• **DIRECTIONS FOR THIS TASK**:
This exercise asks for an exact copy of every entry below, with pictures omitted.

====== RECORDS SHOWN

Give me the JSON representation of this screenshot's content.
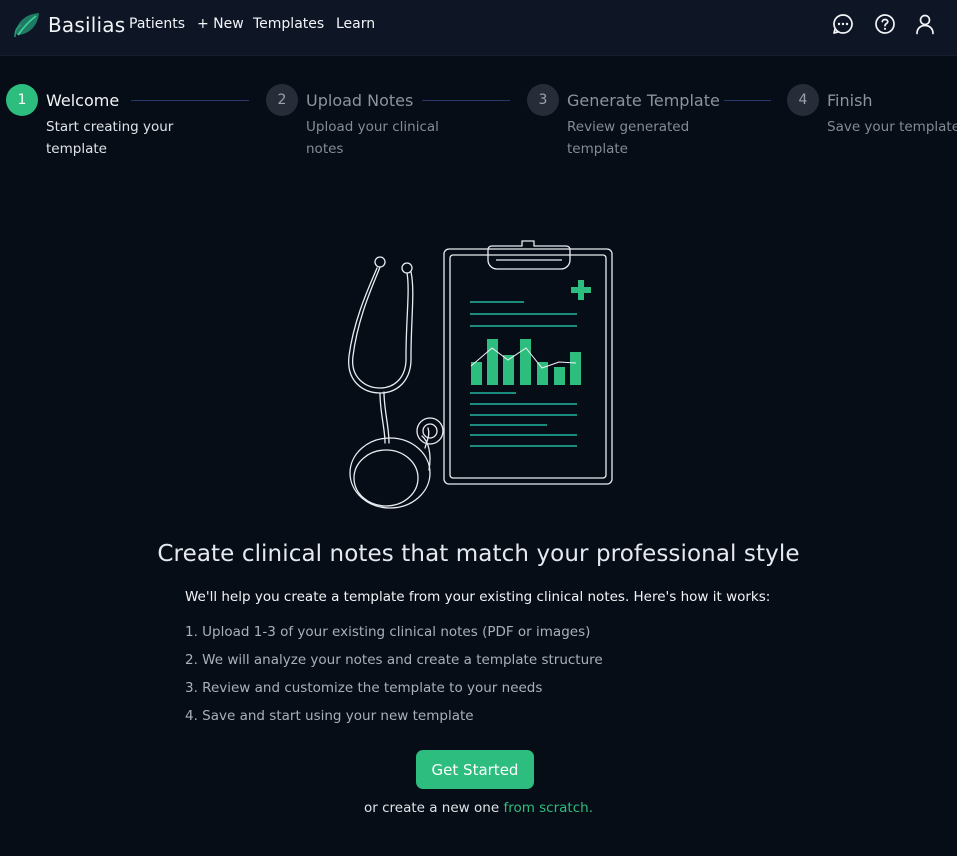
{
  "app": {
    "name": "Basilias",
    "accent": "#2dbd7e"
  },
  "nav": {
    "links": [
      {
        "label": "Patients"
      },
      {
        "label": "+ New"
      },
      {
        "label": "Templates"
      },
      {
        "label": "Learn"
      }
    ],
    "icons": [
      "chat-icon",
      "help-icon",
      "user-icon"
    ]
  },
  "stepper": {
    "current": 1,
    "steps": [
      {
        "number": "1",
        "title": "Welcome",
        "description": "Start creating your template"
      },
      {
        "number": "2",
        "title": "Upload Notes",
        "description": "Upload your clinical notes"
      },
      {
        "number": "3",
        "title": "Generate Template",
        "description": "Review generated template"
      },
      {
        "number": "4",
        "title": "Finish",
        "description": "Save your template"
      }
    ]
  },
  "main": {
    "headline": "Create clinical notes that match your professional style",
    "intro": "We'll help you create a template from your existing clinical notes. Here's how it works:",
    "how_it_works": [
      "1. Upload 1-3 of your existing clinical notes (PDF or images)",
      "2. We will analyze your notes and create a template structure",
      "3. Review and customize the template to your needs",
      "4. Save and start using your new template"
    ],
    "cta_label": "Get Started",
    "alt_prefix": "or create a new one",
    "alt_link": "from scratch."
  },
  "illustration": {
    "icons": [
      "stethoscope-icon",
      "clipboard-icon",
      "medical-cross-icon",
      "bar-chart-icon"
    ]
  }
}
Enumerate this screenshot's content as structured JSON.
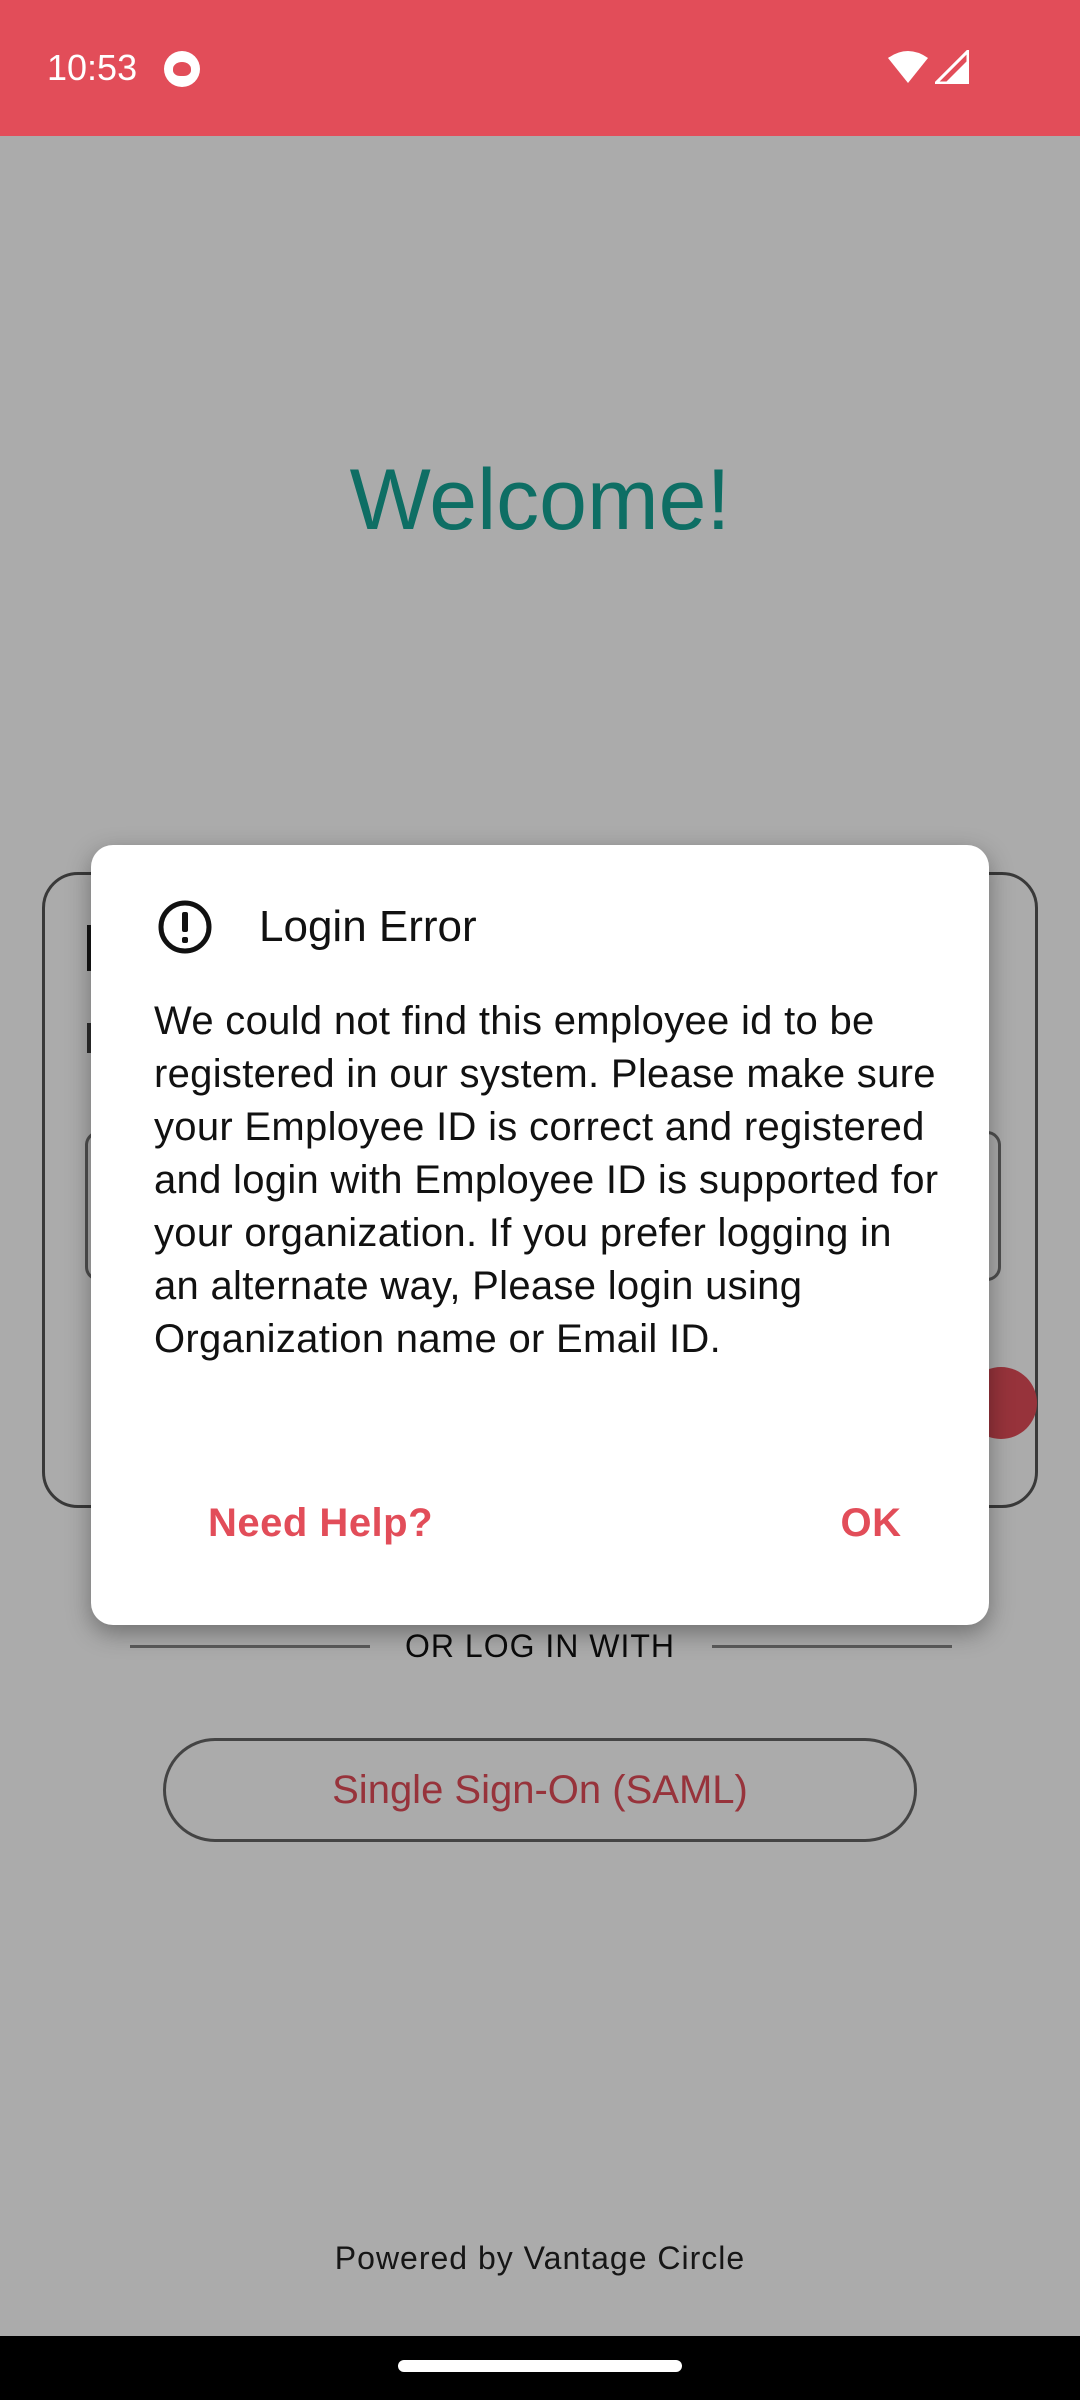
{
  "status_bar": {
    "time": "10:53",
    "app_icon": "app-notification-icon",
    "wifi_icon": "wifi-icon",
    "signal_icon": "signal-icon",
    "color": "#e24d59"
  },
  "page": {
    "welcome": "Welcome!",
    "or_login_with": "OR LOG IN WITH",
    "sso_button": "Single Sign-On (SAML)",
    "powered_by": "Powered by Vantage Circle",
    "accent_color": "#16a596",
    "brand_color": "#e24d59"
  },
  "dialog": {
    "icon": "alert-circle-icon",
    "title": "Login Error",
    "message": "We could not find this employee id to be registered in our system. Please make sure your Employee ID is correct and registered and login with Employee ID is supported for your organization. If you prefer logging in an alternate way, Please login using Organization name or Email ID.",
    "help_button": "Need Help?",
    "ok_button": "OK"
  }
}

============

• **SOLUTION TO THE PROBLEM**:
Give me the JSON representation of this screenshot's content.
{
  "app": {
    "name": "Basilias",
    "accent": "#2dbd7e"
  },
  "nav": {
    "links": [
      {
        "label": "Patients"
      },
      {
        "label": "+ New"
      },
      {
        "label": "Templates"
      },
      {
        "label": "Learn"
      }
    ],
    "icons": [
      "chat-icon",
      "help-icon",
      "user-icon"
    ]
  },
  "stepper": {
    "current": 1,
    "steps": [
      {
        "number": "1",
        "title": "Welcome",
        "description": "Start creating your template"
      },
      {
        "number": "2",
        "title": "Upload Notes",
        "description": "Upload your clinical notes"
      },
      {
        "number": "3",
        "title": "Generate Template",
        "description": "Review generated template"
      },
      {
        "number": "4",
        "title": "Finish",
        "description": "Save your template"
      }
    ]
  },
  "main": {
    "headline": "Create clinical notes that match your professional style",
    "intro": "We'll help you create a template from your existing clinical notes. Here's how it works:",
    "how_it_works": [
      "1. Upload 1-3 of your existing clinical notes (PDF or images)",
      "2. We will analyze your notes and create a template structure",
      "3. Review and customize the template to your needs",
      "4. Save and start using your new template"
    ],
    "cta_label": "Get Started",
    "alt_prefix": "or create a new one",
    "alt_link": "from scratch."
  },
  "illustration": {
    "icons": [
      "stethoscope-icon",
      "clipboard-icon",
      "medical-cross-icon",
      "bar-chart-icon"
    ]
  }
}
Enumerate this screenshot's content as structured JSON.
{
  "status_bar": {
    "time": "10:53",
    "app_icon": "app-notification-icon",
    "wifi_icon": "wifi-icon",
    "signal_icon": "signal-icon",
    "color": "#e24d59"
  },
  "page": {
    "welcome": "Welcome!",
    "or_login_with": "OR LOG IN WITH",
    "sso_button": "Single Sign-On (SAML)",
    "powered_by": "Powered by Vantage Circle",
    "accent_color": "#16a596",
    "brand_color": "#e24d59"
  },
  "dialog": {
    "icon": "alert-circle-icon",
    "title": "Login Error",
    "message": "We could not find this employee id to be registered in our system. Please make sure your Employee ID is correct and registered and login with Employee ID is supported for your organization. If you prefer logging in an alternate way, Please login using Organization name or Email ID.",
    "help_button": "Need Help?",
    "ok_button": "OK"
  }
}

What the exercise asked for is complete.